Oxytocin is a hormone released from the pituitary gland in the brain. During pregnancy, oxytocin causes labor contractions to begin. Oxytocin also is released when a woman's breasts are stimulated by suckling or pumping, causing milk to move from the ducts and out the tiny holes in the nipple (let-down reflex). In the first few days after delivery, oxytocin also causes uterine contractions that help shrink the uterus back to its prepregnancy size.
After breastfeeding is established, your body may release oxytocin when you hear a baby cry, think of your baby, or have sexual intercourse. When this occurs, your breasts may leak milk whether or not you are actively breastfeeding or pumping.

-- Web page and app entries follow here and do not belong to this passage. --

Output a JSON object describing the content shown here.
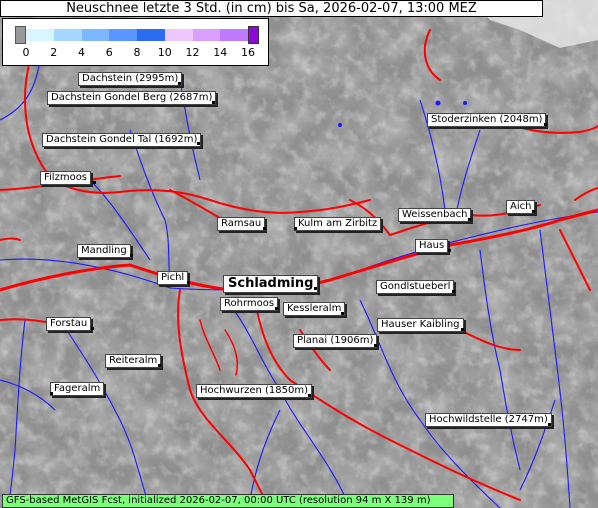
{
  "title": "Neuschnee letzte 3 Std. (in cm) bis Sa, 2026-02-07, 13:00 MEZ",
  "legend": {
    "ticks": [
      "0",
      "2",
      "4",
      "6",
      "8",
      "10",
      "12",
      "14",
      "16"
    ],
    "colors": [
      "#d8f6ff",
      "#a6d8ff",
      "#7cb8ff",
      "#5a96ff",
      "#2c6cf0",
      "#f0c6ff",
      "#d9a0ff",
      "#c07aff",
      "#8a0ad8"
    ]
  },
  "places": [
    {
      "name": "Dachstein (2995m)",
      "label": "Dachstein (2995m)"
    },
    {
      "name": "Dachstein Gondel Berg",
      "label": "Dachstein Gondel Berg (2687m)"
    },
    {
      "name": "Dachstein Gondel Tal",
      "label": "Dachstein Gondel Tal (1692m)"
    },
    {
      "name": "Filzmoos",
      "label": "Filzmoos"
    },
    {
      "name": "Stoderzinken",
      "label": "Stoderzinken (2048m)"
    },
    {
      "name": "Weissenbach",
      "label": "Weissenbach"
    },
    {
      "name": "Aich",
      "label": "Aich"
    },
    {
      "name": "Ramsau",
      "label": "Ramsau"
    },
    {
      "name": "Kulm am Zirbitz",
      "label": "Kulm am Zirbitz"
    },
    {
      "name": "Haus",
      "label": "Haus"
    },
    {
      "name": "Mandling",
      "label": "Mandling"
    },
    {
      "name": "Pichl",
      "label": "Pichl"
    },
    {
      "name": "Schladming",
      "label": "Schladming"
    },
    {
      "name": "Gondlstueberl",
      "label": "Gondlstueberl"
    },
    {
      "name": "Rohrmoos",
      "label": "Rohrmoos"
    },
    {
      "name": "Kesslerlam",
      "label": "Kessleralm"
    },
    {
      "name": "Forstau",
      "label": "Forstau"
    },
    {
      "name": "Hauser Kaibling",
      "label": "Hauser Kaibling"
    },
    {
      "name": "Planai",
      "label": "Planai (1906m)"
    },
    {
      "name": "Reiteralm",
      "label": "Reiteralm"
    },
    {
      "name": "Fageralm",
      "label": "Fageralm"
    },
    {
      "name": "Hochwurzen",
      "label": "Hochwurzen (1850m)"
    },
    {
      "name": "Hochwildstelle",
      "label": "Hochwildstelle (2747m)"
    }
  ],
  "footer": "GFS-based MetGIS Fcst, initialized 2026-02-07, 00:00 UTC  (resolution 94 m X 139 m)"
}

Your body may not release oxytocin when you are anxious, embarrassed, or distracted. You may need to breastfeed in a relaxing, quiet, familiar, private place for let-down to occur.